For example, on the other side of a trade could be a broker, an exchange, a clearing house, a bank, fund manager, hedge fund, individual, corporation, non-profit organization, trust, or other entity. No matter who is on the other side of the transaction, the trade itself should be maintained by a counter-party or brokerage that oversees the transaction and both sides to it.
This way there is no reliance on the other party to the trade, but instead on the brokerage or bank/custodian that is acting as an intermediary in between each trade. For this reason it is important to read the customer account agreement when establishing live forex trading account, as this will explain the nature of the legal relationship that is created between you and your broker.
What Affects Profit and Loss
In addition, the actions of the other side of the trade have not bearing on the trade once its already executed. What will determine the resulting profit or loss or break-even, are the amount of margin available in the account, the number of pips if any that were specified in a stop-loss order properly attached to the trade already, as well as the number of pips for any limit order attached to the trade, and then whether the market reaches either of those orders’ prices, and the amount of time it may take to do so.
Traders must focus on how to trade successfully, by incorporating proper money management such as the forex risk management secret explained on Forex Blog, and applying it into a well-defined trading methodology tailored uniquely for their specific trading goals.
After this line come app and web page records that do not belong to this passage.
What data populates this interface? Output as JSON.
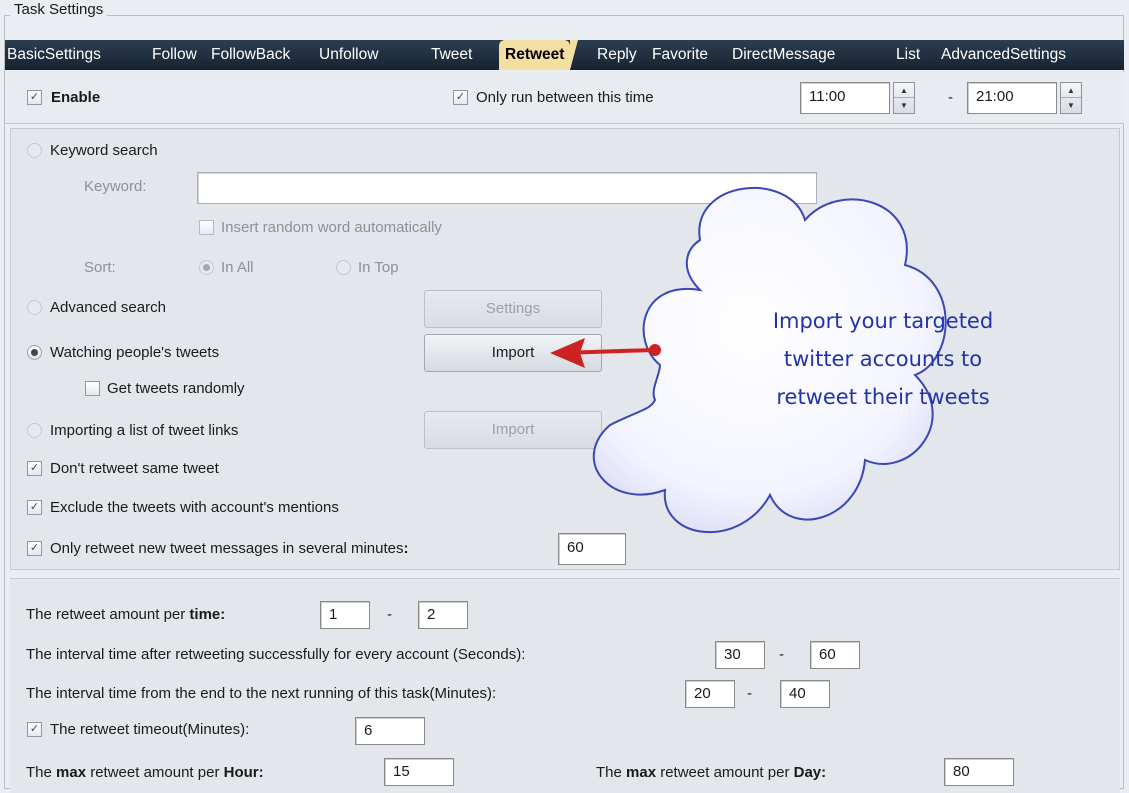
{
  "frame": {
    "title": "Task Settings"
  },
  "tabs": [
    {
      "label": "BasicSettings"
    },
    {
      "label": "Follow"
    },
    {
      "label": "FollowBack"
    },
    {
      "label": "Unfollow"
    },
    {
      "label": "Tweet"
    },
    {
      "label": "Retweet"
    },
    {
      "label": "Reply"
    },
    {
      "label": "Favorite"
    },
    {
      "label": "DirectMessage"
    },
    {
      "label": "List"
    },
    {
      "label": "AdvancedSettings"
    }
  ],
  "active_tab": "Retweet",
  "top": {
    "enable_label": "Enable",
    "only_run_label": "Only run between this time",
    "start_time": "11:00",
    "dash": "-",
    "end_time": "21:00"
  },
  "search": {
    "keyword_search_label": "Keyword search",
    "keyword_label": "Keyword:",
    "keyword_value": "",
    "insert_random_label": "Insert random word automatically",
    "sort_label": "Sort:",
    "in_all_label": "In All",
    "in_top_label": "In Top",
    "advanced_search_label": "Advanced search",
    "settings_button": "Settings",
    "watching_label": "Watching people's tweets",
    "import_button": "Import",
    "get_random_label": "Get tweets randomly",
    "importing_list_label": "Importing a list of tweet links",
    "import_button2": "Import",
    "dont_retweet_label": "Don't retweet same tweet",
    "exclude_label": "Exclude the tweets with account's mentions",
    "only_new_label_a": "Only retweet new tweet messages in several minutes",
    "only_new_colon": ":",
    "only_new_value": "60"
  },
  "amounts": {
    "per_time_a": "The retweet amount per ",
    "per_time_b": "time:",
    "per_time_min": "1",
    "dash": "-",
    "per_time_max": "2",
    "interval_success_label": "The interval time after retweeting successfully for every account (Seconds):",
    "interval_success_min": "30",
    "interval_success_max": "60",
    "interval_task_label": "The interval time from the end to the next running of this task(Minutes):",
    "interval_task_min": "20",
    "interval_task_max": "40",
    "timeout_label": "The retweet timeout(Minutes):",
    "timeout_value": "6",
    "max_hour_a": "The ",
    "max_hour_b": "max",
    "max_hour_c": " retweet amount per ",
    "max_hour_d": "Hour:",
    "max_hour_value": "15",
    "max_day_a": "The ",
    "max_day_b": "max",
    "max_day_c": " retweet amount per ",
    "max_day_d": "Day:",
    "max_day_value": "80"
  },
  "callout": {
    "lines": [
      "Import your targeted",
      "twitter accounts to",
      "retweet their tweets"
    ],
    "text_color": "#2233aa",
    "arrow_color": "#cc2222"
  }
}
This brokering of transactions provides both the execution capabilities, matching, price discovery, and often the technology and tools to trade, in addition to proper licenses and regulatory approval to operate such business and holds customer assets with fiduciary responsibility. Therefore choosing the right broker is also an important first step in understanding how Forex trading works, and for this reason Forex Blog recommends the online brokerage WorldWideMarkets (WWM) which operates multiple regulated brands.